──────── Information given ────────

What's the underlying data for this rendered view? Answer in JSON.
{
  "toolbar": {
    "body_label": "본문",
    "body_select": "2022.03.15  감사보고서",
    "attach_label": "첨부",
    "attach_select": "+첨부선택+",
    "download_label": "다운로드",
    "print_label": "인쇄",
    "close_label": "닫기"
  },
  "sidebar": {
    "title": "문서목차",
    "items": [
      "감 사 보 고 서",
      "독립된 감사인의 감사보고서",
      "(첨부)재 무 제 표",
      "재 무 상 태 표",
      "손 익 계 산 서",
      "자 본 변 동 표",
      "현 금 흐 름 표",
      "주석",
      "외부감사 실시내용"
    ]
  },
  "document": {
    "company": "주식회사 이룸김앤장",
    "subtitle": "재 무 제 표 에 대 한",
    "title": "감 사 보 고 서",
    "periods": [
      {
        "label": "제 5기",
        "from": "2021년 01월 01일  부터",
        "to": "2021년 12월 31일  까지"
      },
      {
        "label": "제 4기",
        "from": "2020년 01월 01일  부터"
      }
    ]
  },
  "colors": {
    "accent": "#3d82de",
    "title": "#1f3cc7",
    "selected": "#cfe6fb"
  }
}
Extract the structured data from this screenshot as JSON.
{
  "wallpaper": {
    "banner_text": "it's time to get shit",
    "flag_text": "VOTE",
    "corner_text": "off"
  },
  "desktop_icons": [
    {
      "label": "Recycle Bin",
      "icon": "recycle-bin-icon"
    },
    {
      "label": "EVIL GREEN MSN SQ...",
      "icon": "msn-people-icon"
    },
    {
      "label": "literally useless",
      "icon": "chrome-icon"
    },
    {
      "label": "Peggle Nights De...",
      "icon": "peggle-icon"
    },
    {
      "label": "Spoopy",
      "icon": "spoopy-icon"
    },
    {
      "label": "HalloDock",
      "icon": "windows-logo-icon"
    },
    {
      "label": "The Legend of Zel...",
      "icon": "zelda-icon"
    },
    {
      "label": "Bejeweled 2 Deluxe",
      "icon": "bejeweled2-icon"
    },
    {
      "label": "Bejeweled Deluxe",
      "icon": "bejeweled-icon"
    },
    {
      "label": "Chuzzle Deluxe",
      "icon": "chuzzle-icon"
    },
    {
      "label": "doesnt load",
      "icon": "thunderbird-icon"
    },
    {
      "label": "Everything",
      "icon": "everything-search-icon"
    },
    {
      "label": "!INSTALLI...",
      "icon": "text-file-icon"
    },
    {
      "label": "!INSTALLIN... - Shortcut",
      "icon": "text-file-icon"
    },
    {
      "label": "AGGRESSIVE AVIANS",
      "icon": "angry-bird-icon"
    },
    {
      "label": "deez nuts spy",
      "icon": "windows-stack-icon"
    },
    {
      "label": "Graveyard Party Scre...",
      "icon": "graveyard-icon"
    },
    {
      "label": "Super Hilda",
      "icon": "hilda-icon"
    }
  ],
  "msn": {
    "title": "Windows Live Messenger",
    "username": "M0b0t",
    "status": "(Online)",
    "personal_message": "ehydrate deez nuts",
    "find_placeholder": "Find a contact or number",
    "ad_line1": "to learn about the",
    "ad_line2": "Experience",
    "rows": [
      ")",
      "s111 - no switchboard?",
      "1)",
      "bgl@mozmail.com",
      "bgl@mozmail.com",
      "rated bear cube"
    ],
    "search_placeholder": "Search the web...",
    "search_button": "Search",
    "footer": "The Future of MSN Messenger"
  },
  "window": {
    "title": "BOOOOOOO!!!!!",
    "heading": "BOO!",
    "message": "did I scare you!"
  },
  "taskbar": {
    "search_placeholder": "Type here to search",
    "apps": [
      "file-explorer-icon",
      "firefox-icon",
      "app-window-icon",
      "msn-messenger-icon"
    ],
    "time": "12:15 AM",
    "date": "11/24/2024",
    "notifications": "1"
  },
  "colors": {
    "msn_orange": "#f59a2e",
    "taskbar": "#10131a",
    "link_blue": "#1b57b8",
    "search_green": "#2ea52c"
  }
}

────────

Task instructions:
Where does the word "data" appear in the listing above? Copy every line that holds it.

Output:
What's the underlying data for this rendered view? Answer in JSON.
Extract the structured data from this screenshot as JSON.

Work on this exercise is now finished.